Three Reasons to Reject Federal Hate Crime Charges Against George Zimmerman
WFTV, the ABC affiliate in Orlando, reports that the FBI is looking for evidence to support federal hate crime charges against George Zimmerman for shooting Trayvon Martin on February 26. Three reasons it should stop:
1. There is very little evidence that Zimmerman hates black people, let alone that he shot Martin because he hates black people.
2. In the absence of a legal justification (such as self-defense), killing people should be a crime, but hating them because of their skin color should not be. By treating crimes more severely when they are motivated by bigotry, hate crime laws effectively punish people for their beliefs.
3. Federal hate crime laws are even worse, because they expose defendants to double jeopardy (although the courts deny this reality by calling it "dual sovereignty"). The federal investigation means that even if a Florida jury acquits Zimmerman of second-degree murder and manslaughter, he can be tried again for the same crime (killing Martin) under a different label (a possibility I noted two months ago).

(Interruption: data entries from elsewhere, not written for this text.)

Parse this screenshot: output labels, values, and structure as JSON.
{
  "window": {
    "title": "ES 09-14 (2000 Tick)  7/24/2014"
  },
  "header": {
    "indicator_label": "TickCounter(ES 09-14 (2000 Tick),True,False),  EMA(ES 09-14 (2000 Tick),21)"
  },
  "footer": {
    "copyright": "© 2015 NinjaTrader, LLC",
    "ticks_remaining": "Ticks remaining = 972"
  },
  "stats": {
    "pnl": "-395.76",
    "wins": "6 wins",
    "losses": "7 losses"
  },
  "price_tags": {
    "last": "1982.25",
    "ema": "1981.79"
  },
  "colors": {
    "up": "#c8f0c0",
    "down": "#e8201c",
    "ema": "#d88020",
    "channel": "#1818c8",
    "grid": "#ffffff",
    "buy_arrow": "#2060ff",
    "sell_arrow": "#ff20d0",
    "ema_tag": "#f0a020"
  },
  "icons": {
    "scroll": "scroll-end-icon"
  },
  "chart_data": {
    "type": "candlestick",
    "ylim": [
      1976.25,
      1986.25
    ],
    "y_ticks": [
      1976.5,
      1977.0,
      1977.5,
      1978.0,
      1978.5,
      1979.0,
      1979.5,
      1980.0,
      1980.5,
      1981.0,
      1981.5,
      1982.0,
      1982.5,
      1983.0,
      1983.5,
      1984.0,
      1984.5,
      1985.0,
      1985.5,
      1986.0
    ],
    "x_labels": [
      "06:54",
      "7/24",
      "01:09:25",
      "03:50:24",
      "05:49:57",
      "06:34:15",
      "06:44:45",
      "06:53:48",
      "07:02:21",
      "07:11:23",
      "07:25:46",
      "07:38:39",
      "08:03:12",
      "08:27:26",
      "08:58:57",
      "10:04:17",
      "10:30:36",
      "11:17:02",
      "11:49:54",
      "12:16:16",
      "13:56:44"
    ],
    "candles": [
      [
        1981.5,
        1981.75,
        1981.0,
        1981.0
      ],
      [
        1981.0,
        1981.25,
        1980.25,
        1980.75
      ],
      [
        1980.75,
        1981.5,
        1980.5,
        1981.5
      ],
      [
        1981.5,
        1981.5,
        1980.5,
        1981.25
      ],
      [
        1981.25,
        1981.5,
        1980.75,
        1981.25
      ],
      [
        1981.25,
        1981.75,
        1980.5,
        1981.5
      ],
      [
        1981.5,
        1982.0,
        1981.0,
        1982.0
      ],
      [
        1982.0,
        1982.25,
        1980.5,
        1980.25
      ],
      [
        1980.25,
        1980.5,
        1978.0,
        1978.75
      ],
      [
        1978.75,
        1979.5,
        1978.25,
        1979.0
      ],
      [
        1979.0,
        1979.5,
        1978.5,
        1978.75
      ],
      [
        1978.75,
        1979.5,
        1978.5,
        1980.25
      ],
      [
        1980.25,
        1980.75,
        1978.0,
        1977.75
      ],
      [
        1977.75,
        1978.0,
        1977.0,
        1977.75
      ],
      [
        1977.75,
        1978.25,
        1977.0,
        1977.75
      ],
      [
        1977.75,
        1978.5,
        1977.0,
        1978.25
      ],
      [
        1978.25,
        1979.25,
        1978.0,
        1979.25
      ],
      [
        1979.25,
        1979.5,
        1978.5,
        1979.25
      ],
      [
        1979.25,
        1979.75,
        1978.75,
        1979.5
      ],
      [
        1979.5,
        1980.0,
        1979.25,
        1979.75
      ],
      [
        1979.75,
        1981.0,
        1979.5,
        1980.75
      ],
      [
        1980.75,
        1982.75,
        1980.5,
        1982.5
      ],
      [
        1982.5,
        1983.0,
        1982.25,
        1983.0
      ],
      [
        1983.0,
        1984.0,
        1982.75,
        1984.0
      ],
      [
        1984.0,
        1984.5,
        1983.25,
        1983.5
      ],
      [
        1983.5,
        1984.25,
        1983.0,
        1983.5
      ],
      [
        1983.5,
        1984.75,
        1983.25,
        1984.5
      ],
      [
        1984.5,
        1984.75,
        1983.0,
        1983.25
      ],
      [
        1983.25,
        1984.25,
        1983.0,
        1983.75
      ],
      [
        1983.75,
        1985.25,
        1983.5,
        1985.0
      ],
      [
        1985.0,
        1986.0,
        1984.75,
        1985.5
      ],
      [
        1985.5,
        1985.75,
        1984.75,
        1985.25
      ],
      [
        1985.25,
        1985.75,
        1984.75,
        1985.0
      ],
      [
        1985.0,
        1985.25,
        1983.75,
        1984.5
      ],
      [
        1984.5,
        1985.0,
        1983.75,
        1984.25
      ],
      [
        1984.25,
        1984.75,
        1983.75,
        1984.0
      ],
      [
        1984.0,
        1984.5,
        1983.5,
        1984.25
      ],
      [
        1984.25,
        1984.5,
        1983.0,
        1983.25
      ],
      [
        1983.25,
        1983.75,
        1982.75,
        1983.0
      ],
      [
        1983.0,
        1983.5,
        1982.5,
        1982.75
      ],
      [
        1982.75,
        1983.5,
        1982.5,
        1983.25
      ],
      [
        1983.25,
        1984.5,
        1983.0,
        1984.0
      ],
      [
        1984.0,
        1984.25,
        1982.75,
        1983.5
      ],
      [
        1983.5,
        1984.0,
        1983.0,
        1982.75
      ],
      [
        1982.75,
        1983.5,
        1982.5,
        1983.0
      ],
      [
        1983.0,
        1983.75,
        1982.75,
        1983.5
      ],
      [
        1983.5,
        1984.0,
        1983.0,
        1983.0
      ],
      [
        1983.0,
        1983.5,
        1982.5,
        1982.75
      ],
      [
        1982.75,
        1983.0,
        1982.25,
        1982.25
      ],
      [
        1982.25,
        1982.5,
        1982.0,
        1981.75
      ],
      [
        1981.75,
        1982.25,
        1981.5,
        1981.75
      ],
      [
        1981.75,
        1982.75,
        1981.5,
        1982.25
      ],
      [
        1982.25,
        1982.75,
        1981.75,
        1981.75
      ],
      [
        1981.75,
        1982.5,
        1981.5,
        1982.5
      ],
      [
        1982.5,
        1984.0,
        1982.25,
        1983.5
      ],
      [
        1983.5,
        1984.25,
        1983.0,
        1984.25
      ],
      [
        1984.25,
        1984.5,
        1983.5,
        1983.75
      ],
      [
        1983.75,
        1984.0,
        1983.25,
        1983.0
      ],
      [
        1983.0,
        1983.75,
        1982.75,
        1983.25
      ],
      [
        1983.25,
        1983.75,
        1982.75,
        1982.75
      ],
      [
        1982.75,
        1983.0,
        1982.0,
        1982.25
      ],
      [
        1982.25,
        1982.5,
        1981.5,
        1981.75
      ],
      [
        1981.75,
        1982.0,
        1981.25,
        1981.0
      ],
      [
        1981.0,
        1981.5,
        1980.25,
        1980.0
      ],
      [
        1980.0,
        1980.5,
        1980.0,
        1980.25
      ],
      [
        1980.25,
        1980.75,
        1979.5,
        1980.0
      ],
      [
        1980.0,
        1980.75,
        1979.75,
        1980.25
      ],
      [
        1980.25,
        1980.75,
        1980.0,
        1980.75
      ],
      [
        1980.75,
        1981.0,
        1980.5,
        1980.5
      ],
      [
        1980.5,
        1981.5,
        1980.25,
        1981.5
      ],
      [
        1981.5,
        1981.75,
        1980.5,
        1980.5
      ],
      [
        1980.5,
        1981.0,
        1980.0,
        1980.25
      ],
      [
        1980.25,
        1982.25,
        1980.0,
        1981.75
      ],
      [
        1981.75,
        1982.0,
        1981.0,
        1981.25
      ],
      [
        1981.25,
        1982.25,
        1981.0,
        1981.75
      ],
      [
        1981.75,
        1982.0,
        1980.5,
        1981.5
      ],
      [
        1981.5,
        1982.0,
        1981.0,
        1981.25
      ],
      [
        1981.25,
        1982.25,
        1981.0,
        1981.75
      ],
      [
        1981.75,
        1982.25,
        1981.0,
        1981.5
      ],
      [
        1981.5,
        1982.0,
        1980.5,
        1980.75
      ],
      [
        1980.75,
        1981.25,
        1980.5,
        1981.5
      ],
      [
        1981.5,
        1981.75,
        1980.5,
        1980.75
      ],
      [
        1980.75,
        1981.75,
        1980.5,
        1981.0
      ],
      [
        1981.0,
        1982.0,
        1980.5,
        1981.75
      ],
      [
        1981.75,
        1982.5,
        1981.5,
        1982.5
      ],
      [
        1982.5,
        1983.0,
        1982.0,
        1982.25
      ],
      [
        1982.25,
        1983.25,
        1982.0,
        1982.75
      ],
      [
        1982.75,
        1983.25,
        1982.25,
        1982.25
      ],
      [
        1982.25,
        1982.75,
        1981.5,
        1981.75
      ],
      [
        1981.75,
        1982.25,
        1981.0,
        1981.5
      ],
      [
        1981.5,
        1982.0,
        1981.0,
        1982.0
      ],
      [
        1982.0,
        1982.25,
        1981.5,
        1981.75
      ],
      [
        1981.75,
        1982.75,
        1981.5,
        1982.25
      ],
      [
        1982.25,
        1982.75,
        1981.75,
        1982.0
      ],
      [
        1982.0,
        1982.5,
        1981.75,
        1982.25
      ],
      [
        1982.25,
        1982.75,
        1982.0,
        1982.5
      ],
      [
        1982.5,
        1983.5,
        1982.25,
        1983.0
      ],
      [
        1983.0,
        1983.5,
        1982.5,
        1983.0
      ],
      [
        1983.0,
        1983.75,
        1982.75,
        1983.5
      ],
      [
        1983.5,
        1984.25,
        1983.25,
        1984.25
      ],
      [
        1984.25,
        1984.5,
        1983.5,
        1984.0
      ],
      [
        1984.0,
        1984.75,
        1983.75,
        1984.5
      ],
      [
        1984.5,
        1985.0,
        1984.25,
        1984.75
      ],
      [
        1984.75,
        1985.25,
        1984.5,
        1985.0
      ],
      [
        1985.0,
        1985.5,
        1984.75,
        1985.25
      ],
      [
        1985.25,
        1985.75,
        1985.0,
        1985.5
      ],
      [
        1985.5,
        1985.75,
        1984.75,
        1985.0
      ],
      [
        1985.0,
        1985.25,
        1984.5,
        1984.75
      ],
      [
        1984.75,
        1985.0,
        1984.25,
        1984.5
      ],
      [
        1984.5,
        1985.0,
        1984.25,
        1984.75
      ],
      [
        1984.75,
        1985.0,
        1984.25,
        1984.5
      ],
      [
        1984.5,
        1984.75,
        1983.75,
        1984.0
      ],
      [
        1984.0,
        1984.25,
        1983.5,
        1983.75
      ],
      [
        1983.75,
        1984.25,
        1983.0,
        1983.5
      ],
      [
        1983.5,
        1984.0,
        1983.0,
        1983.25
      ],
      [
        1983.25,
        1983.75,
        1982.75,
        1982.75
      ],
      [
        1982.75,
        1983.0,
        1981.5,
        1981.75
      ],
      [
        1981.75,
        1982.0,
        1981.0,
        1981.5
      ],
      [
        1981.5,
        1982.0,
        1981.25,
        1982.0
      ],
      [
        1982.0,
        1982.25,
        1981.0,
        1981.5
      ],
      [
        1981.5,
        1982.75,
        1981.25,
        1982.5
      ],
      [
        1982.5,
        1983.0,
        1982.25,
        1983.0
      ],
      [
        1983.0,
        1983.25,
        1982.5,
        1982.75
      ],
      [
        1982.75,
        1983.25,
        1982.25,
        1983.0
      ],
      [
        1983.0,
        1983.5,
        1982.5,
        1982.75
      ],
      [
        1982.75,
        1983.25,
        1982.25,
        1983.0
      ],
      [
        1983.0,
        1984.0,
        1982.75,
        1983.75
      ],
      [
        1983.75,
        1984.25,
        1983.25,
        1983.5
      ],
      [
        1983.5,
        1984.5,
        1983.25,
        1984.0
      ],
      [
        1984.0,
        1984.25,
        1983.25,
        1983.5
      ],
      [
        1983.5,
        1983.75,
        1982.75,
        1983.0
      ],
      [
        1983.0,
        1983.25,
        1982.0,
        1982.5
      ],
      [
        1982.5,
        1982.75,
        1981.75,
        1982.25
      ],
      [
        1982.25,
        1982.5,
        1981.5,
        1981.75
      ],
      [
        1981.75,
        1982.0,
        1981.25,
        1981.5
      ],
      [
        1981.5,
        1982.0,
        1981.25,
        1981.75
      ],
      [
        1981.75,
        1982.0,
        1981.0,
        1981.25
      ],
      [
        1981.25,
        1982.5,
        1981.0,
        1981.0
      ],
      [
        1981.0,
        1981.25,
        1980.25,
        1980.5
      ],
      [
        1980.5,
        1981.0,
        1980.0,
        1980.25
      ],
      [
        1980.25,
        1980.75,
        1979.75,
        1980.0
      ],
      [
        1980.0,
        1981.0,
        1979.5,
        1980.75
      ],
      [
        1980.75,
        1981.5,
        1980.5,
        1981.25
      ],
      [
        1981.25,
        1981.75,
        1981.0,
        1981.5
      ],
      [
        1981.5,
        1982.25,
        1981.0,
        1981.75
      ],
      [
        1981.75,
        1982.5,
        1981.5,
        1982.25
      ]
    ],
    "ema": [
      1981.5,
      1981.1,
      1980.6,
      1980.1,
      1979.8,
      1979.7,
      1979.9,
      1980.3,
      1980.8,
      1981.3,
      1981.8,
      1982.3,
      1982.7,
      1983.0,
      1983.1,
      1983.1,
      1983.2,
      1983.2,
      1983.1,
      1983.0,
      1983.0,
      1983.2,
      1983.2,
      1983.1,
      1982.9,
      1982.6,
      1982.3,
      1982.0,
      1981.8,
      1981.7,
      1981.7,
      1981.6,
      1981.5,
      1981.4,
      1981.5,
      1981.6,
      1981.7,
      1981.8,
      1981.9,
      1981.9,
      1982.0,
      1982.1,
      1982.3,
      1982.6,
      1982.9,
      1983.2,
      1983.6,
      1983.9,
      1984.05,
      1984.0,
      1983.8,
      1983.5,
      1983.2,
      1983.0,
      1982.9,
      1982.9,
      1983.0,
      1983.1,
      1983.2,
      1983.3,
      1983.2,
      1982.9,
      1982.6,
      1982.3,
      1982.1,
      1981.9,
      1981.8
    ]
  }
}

Meanwhile, ABC reports that newly revealed medical evidence supports Zimmerman's self-defense claim:
A medical report compiled by the family physician of Trayvon Martin shooter George Zimmerman and obtained exclusively by ABC News found that Zimmerman was diagnosed with a "closed fracture" of his nose, a pair of black eyes, two lacerations to the back of his head and a minor back injury the day after he fatally shot Martin during an alleged altercation….
The record shows that Zimmerman also suffered bruising in the upper lip and cheek and lower back pain. The two lacerations on the back of his head, one of them nearly an inch long, the other about a quarter-inch long, were first revealed in photos obtained exclusively by ABC News last month.
These injuries, the very existence of which lawyers for Martin's family questioned, are consistent with Zimmerman's story, although hardly conclusive evidence that he is telling the truth about his fight with Martin. But if this evidence, together with everything else Zimmerman presents in his defense, persuades a jury to acquit him, the Justice Department reserves the right to try, try again. Should Zimmerman be convicted of murder as a federal hate crime, WFTV notes, "he could face the death penalty."